Omit the images and return the remaining entries unchanged.

Material for this exercise
>>>>

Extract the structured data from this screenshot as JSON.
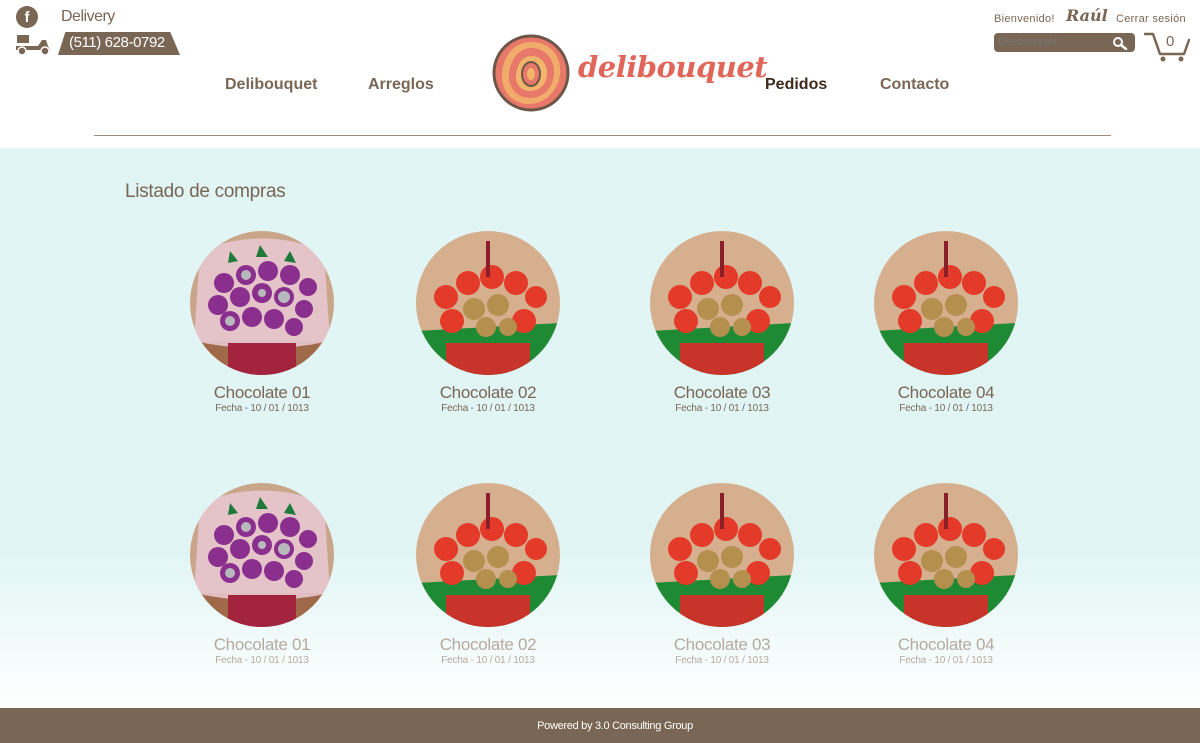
{
  "header": {
    "facebook_icon": "facebook-icon",
    "delivery_label": "Delivery",
    "phone": "(511)  628-0792",
    "scooter_icon": "scooter-icon",
    "nav": [
      {
        "label": "Delibouquet",
        "active": false
      },
      {
        "label": "Arreglos",
        "active": false
      },
      {
        "label": "Pedidos",
        "active": true
      },
      {
        "label": "Contacto",
        "active": false
      }
    ],
    "logo_text": "delibouquet",
    "welcome": "Bienvenido!",
    "user_name": "Raúl",
    "logout": "Cerrar sesión",
    "search_placeholder": "Delibouquet",
    "cart_count": "0"
  },
  "main": {
    "title": "Listado de compras",
    "purchases": [
      {
        "name": "Chocolate 01",
        "date": "Fecha - 10 / 01 / 1013",
        "variant": "purple"
      },
      {
        "name": "Chocolate 02",
        "date": "Fecha - 10 / 01 / 1013",
        "variant": "red"
      },
      {
        "name": "Chocolate 03",
        "date": "Fecha - 10 / 01 / 1013",
        "variant": "red"
      },
      {
        "name": "Chocolate 04",
        "date": "Fecha - 10 / 01 / 1013",
        "variant": "red"
      },
      {
        "name": "Chocolate 01",
        "date": "Fecha - 10 / 01 / 1013",
        "variant": "purple"
      },
      {
        "name": "Chocolate 02",
        "date": "Fecha - 10 / 01 / 1013",
        "variant": "red"
      },
      {
        "name": "Chocolate 03",
        "date": "Fecha - 10 / 01 / 1013",
        "variant": "red"
      },
      {
        "name": "Chocolate 04",
        "date": "Fecha - 10 / 01 / 1013",
        "variant": "red"
      }
    ]
  },
  "footer": {
    "text": "Powered by 3.0 Consulting Group"
  },
  "colors": {
    "brand_brown": "#7a6655",
    "logo_coral": "#e0665a",
    "background_mint": "#e1f5f5"
  }
}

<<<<

Output of the exercise
Extract the structured data from this screenshot as JSON.
{
  "header": {
    "facebook_icon": "facebook-icon",
    "delivery_label": "Delivery",
    "phone": "(511)  628-0792",
    "scooter_icon": "scooter-icon",
    "nav": [
      {
        "label": "Delibouquet",
        "active": false
      },
      {
        "label": "Arreglos",
        "active": false
      },
      {
        "label": "Pedidos",
        "active": true
      },
      {
        "label": "Contacto",
        "active": false
      }
    ],
    "logo_text": "delibouquet",
    "welcome": "Bienvenido!",
    "user_name": "Raúl",
    "logout": "Cerrar sesión",
    "search_placeholder": "Delibouquet",
    "cart_count": "0"
  },
  "main": {
    "title": "Listado de compras",
    "purchases": [
      {
        "name": "Chocolate 01",
        "date": "Fecha - 10 / 01 / 1013",
        "variant": "purple"
      },
      {
        "name": "Chocolate 02",
        "date": "Fecha - 10 / 01 / 1013",
        "variant": "red"
      },
      {
        "name": "Chocolate 03",
        "date": "Fecha - 10 / 01 / 1013",
        "variant": "red"
      },
      {
        "name": "Chocolate 04",
        "date": "Fecha - 10 / 01 / 1013",
        "variant": "red"
      },
      {
        "name": "Chocolate 01",
        "date": "Fecha - 10 / 01 / 1013",
        "variant": "purple"
      },
      {
        "name": "Chocolate 02",
        "date": "Fecha - 10 / 01 / 1013",
        "variant": "red"
      },
      {
        "name": "Chocolate 03",
        "date": "Fecha - 10 / 01 / 1013",
        "variant": "red"
      },
      {
        "name": "Chocolate 04",
        "date": "Fecha - 10 / 01 / 1013",
        "variant": "red"
      }
    ]
  },
  "footer": {
    "text": "Powered by 3.0 Consulting Group"
  },
  "colors": {
    "brand_brown": "#7a6655",
    "logo_coral": "#e0665a",
    "background_mint": "#e1f5f5"
  }
}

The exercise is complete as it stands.